I am late on James Mann's essay in the Wall Street Journal, but it captures American's dream of spiritual salvation as a means to political salvation.
-Madeline Holler, of Babble.com, explaining the sentiment behind their list of "50 Moms We Love To Hate."
Thursday, March 12, 2009
Blackwell was responding to Steele's interview with GQ magazine in which he expressed moderate views on gay marriage and abortion:
How much of your pro-life stance, for you, is informed not just by your Catholic faith but by the fact that you were adopted?

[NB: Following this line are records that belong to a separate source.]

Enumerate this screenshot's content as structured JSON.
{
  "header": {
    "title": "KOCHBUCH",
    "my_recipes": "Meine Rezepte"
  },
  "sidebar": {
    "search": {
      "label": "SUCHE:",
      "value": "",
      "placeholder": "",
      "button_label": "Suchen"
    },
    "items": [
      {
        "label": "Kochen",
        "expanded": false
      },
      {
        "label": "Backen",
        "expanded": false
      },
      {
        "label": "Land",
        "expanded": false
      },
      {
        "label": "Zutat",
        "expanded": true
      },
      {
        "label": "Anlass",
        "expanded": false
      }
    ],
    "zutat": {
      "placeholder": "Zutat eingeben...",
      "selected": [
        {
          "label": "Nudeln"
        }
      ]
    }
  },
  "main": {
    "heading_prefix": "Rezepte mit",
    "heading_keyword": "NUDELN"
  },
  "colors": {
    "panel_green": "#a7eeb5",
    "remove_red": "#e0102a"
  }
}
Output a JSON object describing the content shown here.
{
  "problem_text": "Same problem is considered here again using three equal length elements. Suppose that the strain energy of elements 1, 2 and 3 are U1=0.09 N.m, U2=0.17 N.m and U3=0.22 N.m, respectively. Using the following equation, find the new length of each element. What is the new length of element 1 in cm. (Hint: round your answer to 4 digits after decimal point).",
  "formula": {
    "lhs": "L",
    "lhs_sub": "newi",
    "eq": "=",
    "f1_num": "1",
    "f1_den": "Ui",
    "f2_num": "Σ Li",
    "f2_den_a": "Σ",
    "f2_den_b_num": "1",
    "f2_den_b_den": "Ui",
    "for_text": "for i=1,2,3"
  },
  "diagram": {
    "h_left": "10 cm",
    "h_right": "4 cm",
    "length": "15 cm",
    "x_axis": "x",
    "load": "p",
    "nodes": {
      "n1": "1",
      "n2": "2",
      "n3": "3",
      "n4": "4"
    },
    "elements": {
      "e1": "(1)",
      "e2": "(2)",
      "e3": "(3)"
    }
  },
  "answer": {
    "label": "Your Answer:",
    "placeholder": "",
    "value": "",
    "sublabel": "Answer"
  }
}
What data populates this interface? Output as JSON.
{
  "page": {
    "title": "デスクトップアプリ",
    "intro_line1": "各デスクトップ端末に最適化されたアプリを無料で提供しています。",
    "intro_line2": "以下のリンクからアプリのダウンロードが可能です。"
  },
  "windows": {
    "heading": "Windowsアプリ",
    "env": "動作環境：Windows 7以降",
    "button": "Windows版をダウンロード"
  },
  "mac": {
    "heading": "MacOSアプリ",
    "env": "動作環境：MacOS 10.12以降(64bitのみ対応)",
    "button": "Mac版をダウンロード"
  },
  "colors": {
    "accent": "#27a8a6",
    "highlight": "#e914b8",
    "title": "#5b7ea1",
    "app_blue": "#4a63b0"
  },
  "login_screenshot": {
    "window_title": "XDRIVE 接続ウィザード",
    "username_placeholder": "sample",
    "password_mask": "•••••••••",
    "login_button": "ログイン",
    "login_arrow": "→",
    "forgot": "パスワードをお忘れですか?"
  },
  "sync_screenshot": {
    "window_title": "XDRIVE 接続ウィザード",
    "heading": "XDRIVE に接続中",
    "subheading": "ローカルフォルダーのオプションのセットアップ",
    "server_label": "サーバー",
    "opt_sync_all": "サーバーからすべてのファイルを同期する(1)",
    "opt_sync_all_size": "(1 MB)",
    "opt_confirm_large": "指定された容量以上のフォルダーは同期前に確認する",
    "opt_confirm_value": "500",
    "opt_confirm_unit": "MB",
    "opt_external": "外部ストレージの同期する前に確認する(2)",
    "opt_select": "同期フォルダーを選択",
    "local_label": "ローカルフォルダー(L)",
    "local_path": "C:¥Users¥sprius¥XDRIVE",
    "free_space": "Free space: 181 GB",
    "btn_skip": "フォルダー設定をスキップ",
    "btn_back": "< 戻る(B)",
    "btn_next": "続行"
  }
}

Oh, a lot. Absolutely. I see the power of life in that—I mean, and the power of choice! The thing to keep in mind about it… Uh, you know, I think as a country we get off on these misguided conversations that throw around terms that really misrepresent truth.
The choice issue cuts two ways. You can choose life, or you can choose abortion. You know, my mother chose life. So, you know, I think the power of the argument of choice boils down to stating a case for one or the other.
Are you saying you think women have the right to choose abortion?
Yeah. I mean, again, I think that’s an individual choice.
Wednesday, March 11, 2009
Here is Spencer's reasoning:
This collapse will herald the arrival of an anti-Christian chapter of the post-Christian West. Intolerance of Christianity will rise to levels many of us have not believed possible in our lifetimes, and public policy will become hostile toward evangelical Christianity, seeing it as the opponent of the common good.
Millions of Evangelicals will quit. Thousands of ministries will end. Christian media will be reduced, if not eliminated. Many Christian schools will go into rapid decline. I'm convinced the grace and mission of God will reach to the ends of the earth. But the end of evangelicalism as we know it is close.
1. Evangelicals have believed in causes more than a faith.
2. The younger generation has no orthodoxy; they do not know why they should obey scripture.
3. Churches are fragile, dying, or money-driven.
4. Christian education has not produced a product that can withstand the rising tide of secularism. Evangelicalism has used its educational system primarily to staff its own needs and talk to itself.
5. The good the Evangelicals want to do will be seen as bad by many.
6. Evangelicals find themselves unable to pass on to our children a vital evangelical confidence in the Bible and the importance of the faith.
7. Money will dry up.
Tony Perkins would disagree on the last point: "If the economy continues downward, more people will be looking upward."
So would Will Donohue: "When people feel threatened--either through national security or economic crisis, such as we are experiencing now--they begin to rethink some things."
Or, if trends continue, the next generation won't be giving up evangelism, they will be giving up religion. Dare I say that the problem may not be with its public image, but with its basic precepts?
Monday, March 9, 2009
A pastor shot and killed during his Sunday sermon deflected the first of the gunman's four rounds with a Bible, sending a confetti-like spray of paper into the air in a horrifying scene that congregants initially thought was a skit, police said.Clearly "Police: Ill. pastor deflected gunshots with a Bible" was the take-away headline for this incident. Matt Drudge agreed.